What is required:
All lines with the word "SENSITIVE" in the material below are required.

======== Supplied data ========

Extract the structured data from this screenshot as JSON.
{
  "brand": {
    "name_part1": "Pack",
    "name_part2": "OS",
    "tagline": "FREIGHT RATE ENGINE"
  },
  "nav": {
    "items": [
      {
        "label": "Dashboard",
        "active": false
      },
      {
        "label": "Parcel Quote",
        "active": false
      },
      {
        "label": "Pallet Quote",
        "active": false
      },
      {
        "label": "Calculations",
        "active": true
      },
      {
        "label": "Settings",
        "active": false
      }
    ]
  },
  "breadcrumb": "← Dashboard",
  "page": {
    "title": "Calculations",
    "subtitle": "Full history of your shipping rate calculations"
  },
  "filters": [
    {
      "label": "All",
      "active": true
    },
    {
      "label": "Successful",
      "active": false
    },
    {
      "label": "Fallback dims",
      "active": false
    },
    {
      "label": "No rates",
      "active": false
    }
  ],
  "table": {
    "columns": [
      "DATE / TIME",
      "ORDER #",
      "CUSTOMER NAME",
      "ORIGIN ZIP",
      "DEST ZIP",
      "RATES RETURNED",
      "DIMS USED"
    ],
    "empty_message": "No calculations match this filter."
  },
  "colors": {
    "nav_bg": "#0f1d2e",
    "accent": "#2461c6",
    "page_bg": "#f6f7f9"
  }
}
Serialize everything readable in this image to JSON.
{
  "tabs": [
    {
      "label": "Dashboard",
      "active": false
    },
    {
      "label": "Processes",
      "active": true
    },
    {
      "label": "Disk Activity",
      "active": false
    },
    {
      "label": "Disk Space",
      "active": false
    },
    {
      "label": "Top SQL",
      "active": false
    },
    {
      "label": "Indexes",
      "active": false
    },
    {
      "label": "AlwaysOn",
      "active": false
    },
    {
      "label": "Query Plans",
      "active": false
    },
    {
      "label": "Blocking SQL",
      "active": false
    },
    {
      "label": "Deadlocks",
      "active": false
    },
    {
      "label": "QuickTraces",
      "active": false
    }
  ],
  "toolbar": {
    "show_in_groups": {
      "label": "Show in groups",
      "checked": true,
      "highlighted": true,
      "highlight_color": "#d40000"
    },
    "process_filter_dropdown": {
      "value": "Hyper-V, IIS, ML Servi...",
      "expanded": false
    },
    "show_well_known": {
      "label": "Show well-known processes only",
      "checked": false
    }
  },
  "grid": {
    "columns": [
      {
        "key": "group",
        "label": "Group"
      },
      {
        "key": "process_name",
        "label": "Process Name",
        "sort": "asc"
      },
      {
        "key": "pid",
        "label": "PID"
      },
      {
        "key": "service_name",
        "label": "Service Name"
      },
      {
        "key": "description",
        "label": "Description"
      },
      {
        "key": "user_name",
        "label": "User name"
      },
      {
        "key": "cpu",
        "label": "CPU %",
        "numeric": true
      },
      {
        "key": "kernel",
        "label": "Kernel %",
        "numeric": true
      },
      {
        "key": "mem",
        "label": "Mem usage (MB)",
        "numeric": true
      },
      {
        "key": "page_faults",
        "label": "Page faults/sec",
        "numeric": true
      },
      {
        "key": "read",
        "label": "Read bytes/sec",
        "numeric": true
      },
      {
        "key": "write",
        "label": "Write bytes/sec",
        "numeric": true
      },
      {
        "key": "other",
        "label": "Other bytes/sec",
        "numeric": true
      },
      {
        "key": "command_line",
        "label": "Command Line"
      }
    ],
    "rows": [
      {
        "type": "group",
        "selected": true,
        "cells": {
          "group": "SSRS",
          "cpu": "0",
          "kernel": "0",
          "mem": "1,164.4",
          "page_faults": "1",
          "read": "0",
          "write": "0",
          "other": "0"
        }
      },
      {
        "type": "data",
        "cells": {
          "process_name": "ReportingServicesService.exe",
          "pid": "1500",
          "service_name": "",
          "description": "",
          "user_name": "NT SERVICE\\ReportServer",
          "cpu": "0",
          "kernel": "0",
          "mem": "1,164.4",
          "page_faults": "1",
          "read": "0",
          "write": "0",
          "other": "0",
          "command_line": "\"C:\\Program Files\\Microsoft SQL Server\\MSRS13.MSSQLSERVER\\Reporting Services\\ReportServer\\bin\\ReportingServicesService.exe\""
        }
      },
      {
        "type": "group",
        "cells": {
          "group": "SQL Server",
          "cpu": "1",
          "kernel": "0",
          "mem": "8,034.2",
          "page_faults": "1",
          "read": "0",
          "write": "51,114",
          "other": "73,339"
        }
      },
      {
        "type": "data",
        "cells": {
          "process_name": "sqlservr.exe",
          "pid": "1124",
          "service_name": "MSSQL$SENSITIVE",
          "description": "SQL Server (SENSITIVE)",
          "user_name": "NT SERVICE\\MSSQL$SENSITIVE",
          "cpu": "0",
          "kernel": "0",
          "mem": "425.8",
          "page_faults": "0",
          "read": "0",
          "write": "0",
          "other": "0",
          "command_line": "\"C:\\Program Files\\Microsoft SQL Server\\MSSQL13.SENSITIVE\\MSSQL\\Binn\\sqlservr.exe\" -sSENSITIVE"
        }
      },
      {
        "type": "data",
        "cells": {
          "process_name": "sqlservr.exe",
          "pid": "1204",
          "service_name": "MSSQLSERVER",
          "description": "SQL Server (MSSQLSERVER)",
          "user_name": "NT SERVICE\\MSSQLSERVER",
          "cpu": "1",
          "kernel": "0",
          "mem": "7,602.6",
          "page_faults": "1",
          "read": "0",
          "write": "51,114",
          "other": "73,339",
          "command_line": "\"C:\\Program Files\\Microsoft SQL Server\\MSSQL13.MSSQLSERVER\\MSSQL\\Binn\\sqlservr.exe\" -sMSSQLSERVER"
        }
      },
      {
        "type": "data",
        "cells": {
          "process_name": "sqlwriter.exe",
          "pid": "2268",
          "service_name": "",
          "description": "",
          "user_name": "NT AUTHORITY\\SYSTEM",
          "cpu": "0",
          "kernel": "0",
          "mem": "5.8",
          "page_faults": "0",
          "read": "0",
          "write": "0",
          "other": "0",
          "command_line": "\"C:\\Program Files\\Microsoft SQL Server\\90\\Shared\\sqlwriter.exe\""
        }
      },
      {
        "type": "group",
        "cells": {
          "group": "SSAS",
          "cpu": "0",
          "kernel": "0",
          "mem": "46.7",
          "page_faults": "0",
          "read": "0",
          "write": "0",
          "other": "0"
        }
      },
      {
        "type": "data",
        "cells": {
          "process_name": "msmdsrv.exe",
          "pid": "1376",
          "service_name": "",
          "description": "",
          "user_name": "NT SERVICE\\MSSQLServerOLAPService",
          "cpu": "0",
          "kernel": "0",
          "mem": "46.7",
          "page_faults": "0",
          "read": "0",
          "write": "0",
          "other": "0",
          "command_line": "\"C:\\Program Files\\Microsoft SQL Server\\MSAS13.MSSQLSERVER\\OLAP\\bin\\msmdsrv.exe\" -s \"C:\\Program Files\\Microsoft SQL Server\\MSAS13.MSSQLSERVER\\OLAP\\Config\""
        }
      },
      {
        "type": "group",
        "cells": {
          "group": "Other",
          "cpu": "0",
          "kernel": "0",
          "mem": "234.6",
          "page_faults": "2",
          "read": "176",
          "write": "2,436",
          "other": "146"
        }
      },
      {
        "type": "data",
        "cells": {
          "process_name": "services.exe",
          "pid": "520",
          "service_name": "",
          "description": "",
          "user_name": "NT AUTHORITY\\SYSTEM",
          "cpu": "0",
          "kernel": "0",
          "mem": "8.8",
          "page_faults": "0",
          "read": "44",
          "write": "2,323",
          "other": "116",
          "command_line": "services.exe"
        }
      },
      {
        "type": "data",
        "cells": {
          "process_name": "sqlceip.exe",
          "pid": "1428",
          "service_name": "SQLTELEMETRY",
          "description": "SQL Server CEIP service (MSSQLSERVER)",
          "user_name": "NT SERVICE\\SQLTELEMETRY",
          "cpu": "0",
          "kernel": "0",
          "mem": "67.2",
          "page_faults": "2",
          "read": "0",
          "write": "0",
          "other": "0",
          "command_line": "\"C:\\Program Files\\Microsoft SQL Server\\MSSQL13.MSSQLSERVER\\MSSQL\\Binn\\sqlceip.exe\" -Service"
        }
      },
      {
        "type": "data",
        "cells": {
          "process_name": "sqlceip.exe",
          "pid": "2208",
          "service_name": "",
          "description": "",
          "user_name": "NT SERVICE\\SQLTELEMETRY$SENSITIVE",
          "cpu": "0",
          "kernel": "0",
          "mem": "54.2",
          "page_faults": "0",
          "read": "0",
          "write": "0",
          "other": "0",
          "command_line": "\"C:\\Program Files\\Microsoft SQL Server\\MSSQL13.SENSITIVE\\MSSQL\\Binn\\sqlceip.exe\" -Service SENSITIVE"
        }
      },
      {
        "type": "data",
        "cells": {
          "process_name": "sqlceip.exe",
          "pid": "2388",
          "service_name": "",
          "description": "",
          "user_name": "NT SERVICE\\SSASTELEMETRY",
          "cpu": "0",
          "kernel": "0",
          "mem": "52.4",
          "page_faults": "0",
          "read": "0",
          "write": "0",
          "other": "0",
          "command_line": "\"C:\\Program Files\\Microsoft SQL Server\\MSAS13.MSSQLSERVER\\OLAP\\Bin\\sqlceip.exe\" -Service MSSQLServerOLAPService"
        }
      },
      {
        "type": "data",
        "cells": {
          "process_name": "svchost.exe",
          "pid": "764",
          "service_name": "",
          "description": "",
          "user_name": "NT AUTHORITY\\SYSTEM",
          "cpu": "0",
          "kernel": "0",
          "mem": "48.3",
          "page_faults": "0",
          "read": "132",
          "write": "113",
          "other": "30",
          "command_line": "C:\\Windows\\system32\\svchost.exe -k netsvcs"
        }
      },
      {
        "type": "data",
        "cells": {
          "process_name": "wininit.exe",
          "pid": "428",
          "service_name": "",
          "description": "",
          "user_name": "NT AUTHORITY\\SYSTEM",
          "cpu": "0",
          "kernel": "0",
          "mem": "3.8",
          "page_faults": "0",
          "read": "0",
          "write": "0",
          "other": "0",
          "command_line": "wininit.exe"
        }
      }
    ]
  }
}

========

Result of the task:
          "service_name": "MSSQL$SENSITIVE",
          "description": "SQL Server (SENSITIVE)",
          "user_name": "NT SERVICE\\MSSQL$SENSITIVE",
          "command_line": "\"C:\\Program Files\\Microsoft SQL Server\\MSSQL13.SENSITIVE\\MSSQL\\Binn\\sqlservr.exe\" -sSENSITIVE"
          "user_name": "NT SERVICE\\SQLTELEMETRY$SENSITIVE",
          "command_line": "\"C:\\Program Files\\Microsoft SQL Server\\MSSQL13.SENSITIVE\\MSSQL\\Binn\\sqlceip.exe\" -Service SENSITIVE"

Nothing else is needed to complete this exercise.